What is needed →
What is the number of lines in these records with "title" in them? Answer with that number only.

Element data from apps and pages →
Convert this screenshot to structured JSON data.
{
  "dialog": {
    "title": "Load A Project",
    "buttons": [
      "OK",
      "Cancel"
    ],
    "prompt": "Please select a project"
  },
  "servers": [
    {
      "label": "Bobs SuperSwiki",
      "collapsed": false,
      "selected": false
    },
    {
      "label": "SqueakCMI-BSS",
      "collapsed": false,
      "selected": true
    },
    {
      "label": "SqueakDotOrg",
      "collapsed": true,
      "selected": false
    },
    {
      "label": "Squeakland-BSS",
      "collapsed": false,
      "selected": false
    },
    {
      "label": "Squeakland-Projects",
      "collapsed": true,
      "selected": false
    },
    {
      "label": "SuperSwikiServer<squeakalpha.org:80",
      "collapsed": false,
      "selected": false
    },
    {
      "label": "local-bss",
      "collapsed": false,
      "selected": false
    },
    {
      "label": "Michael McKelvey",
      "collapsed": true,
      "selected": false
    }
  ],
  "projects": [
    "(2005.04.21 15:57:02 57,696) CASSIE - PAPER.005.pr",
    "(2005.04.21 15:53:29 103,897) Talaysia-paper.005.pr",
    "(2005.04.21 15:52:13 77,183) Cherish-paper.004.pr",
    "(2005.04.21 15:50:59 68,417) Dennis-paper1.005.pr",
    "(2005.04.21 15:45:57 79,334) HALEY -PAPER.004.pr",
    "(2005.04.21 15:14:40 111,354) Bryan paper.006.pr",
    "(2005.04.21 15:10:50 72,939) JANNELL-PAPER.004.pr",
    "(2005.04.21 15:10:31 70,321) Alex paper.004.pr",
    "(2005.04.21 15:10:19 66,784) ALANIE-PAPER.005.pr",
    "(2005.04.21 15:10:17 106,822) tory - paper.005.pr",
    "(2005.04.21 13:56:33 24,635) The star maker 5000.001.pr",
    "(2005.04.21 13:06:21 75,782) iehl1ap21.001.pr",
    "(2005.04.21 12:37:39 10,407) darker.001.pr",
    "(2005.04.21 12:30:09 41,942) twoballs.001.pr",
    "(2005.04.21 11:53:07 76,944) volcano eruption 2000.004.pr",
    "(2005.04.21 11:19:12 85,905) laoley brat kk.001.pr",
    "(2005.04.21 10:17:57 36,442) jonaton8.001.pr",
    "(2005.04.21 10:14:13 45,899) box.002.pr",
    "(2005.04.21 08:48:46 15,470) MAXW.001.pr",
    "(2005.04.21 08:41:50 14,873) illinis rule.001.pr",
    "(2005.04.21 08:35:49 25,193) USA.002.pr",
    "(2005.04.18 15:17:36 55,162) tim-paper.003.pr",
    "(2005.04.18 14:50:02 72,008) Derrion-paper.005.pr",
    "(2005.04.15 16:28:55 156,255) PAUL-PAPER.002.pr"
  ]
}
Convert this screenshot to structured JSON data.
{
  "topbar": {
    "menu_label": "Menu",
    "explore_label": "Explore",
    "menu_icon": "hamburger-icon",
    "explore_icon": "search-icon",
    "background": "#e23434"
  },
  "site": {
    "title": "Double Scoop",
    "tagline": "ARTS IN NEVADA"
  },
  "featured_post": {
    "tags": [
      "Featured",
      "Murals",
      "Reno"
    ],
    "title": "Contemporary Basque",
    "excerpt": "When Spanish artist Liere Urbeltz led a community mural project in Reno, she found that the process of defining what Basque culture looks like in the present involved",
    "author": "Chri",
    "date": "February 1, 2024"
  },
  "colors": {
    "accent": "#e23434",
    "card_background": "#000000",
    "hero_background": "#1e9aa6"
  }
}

The completed task →
3